4.  The Spirit makes us more compassionate. 
Our modern age is very complicated, and it seems to grow increasingly complex with the passing of each day.  One of the dangers of this complexity, I fear, is a diminishing expression of compassion.  As we struggle to survive our complex lives we are often, without realizing it, pulled into ourselves, which can lead to a great deal of preoccupation with self.  This is not fertile ground for compassion.  The role of the Spirit is to prompt us to look beyond our own lives and to realize there are people within our sphere of influence who need our compassion and our care.

5.  The Spirit is experiential. 
Sometimes we hear people say been there, done that, got the T-shirt to go with it.  We live in an age where people have become more experiential, that is, they long for and expect to experience something.  People don’t want to simply hear about mission work, they want to go and do mission work; they don’t want to hear about other cultures, they want to go and experience those cultures for themselves; and they don’t want to just hear about God, they want to experience God.  This desire for an experience is the driving force behind the changing of worship style in recent years.  Worship is becoming more experiential because people want to experience something. 

People are often desperate to have an experience that confirms God has touched them.  That is the Spirit moving in them. 

When my mother-in-law lived on Tybee Island one of my favorite activities was body surfing.  I had a body board and when the tide was coming in I would grab the board, run down to the beach, and get in the water and to ride those waves.  Body boarding is a bit tricky, for two reasons.  First, it’s hard to catch the wave just right.  You can’t get too far out in front of the wave or it will crash on top of you.  And second, if the wave gets too far ahead of you it rolls past you and you miss it.  The key is trying to catch the front of the wave just as it begins to break.  If you catch it just right you hold on tight and enjoy the ride.  But once you catch the wave you have to stay with it, or the wave will pummel you into the sand, and you know what?  Sand really hurts, especially when the tremendous weight of all that water is driving you into the sand.

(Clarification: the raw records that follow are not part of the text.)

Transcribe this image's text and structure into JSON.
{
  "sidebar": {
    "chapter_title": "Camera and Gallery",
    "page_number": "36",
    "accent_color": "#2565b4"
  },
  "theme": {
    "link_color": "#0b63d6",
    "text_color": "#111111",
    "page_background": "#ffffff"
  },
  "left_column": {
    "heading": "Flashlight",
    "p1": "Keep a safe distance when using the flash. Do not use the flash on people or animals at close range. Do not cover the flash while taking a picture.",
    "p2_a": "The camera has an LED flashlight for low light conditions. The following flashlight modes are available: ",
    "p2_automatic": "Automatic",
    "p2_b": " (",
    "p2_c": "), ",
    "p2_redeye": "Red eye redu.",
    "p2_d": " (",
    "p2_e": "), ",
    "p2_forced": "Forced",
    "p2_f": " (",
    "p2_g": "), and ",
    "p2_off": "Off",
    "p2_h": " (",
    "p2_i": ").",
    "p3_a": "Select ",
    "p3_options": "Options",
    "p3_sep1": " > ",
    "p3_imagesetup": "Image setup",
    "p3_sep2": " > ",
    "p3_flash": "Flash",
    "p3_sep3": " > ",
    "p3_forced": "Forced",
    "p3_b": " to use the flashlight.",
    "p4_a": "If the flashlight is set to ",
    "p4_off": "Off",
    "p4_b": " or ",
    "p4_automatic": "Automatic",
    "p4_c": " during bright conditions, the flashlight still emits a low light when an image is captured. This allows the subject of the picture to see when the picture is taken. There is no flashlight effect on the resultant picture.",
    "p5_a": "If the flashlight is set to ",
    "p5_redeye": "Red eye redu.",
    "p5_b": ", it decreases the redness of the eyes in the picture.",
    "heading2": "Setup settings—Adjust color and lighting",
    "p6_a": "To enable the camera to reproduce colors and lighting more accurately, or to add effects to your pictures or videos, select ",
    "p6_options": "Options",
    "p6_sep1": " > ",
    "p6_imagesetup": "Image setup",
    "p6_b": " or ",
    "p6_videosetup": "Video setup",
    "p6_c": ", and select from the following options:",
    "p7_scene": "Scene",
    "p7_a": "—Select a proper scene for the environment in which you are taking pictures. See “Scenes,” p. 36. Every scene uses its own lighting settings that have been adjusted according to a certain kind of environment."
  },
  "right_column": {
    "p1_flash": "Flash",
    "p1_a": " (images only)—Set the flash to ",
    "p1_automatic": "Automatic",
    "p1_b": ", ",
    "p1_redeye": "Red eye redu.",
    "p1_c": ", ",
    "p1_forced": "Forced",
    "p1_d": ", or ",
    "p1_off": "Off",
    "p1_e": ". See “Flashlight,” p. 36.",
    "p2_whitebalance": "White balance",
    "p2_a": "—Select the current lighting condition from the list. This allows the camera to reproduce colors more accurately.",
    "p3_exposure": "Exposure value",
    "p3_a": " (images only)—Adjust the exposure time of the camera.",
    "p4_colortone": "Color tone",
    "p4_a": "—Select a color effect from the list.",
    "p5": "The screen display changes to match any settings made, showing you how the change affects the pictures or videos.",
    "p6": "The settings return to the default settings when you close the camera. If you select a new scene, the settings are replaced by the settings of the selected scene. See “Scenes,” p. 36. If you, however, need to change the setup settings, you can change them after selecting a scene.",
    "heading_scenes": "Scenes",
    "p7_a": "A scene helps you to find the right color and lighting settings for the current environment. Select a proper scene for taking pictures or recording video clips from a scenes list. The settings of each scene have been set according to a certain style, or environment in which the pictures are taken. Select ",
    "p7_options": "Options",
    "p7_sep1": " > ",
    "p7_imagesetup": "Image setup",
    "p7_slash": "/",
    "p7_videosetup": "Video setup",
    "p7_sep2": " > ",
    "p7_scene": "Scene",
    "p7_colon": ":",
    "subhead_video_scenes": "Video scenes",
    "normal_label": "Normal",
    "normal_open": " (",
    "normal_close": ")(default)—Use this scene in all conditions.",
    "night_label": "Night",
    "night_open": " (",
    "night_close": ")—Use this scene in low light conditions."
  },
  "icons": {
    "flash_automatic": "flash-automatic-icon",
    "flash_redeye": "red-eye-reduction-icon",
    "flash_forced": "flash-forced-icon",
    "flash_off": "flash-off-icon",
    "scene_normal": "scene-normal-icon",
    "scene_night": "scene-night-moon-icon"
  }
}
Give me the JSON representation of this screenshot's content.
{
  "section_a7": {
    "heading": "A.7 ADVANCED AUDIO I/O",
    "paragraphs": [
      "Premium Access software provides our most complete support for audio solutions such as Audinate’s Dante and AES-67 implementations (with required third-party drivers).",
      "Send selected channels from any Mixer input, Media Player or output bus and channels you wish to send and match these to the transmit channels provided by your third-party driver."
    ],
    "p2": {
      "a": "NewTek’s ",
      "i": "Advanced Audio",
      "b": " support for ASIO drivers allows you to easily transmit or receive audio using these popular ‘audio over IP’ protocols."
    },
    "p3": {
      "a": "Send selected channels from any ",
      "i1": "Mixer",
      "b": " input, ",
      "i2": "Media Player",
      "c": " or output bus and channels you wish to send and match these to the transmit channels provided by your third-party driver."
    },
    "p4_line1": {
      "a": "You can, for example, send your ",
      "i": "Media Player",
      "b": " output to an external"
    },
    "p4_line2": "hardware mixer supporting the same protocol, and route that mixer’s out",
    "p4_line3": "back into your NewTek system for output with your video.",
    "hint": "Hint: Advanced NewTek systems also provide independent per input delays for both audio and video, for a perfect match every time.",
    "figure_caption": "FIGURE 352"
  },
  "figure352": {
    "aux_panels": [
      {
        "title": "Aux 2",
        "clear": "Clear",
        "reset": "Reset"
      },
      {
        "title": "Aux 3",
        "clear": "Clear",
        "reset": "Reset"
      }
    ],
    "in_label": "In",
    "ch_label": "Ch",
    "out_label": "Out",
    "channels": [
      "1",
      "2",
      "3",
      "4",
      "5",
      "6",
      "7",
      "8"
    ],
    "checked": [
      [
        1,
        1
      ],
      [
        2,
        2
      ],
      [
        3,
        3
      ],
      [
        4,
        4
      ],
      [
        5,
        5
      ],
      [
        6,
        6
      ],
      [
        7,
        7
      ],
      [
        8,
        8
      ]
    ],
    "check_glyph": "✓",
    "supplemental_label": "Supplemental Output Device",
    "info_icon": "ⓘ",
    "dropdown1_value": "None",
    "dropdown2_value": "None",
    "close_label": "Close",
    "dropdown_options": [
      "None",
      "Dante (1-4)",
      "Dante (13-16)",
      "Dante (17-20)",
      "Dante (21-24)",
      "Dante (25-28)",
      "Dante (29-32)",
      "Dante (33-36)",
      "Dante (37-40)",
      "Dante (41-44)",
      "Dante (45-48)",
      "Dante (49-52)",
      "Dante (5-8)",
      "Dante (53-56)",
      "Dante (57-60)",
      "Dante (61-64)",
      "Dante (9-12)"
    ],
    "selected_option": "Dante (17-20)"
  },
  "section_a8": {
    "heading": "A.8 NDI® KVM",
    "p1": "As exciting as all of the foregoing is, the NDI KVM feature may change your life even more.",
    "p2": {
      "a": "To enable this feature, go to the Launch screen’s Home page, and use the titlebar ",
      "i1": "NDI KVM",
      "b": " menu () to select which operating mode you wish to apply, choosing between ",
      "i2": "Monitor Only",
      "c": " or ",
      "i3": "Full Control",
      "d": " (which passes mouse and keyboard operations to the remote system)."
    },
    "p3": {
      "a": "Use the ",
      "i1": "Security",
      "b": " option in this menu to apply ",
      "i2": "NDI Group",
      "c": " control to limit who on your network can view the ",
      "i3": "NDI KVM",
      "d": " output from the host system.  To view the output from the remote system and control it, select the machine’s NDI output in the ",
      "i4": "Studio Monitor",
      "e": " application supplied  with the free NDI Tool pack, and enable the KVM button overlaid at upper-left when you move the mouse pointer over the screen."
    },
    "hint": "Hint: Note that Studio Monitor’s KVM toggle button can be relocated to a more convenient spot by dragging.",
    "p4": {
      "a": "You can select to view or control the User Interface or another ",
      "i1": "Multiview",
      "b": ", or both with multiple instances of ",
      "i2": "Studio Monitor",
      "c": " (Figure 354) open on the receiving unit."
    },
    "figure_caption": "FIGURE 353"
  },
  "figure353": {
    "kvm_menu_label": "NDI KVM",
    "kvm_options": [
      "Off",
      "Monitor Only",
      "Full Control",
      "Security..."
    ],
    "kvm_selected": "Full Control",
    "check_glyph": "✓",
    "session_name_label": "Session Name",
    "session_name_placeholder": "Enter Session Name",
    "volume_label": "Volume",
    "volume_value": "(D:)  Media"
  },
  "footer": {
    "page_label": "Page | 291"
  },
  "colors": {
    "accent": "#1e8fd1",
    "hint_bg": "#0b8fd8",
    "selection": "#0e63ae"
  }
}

When it comes to the Spirit, the key is being able to catch the Spirit, much like we would catch a wave.

No comments: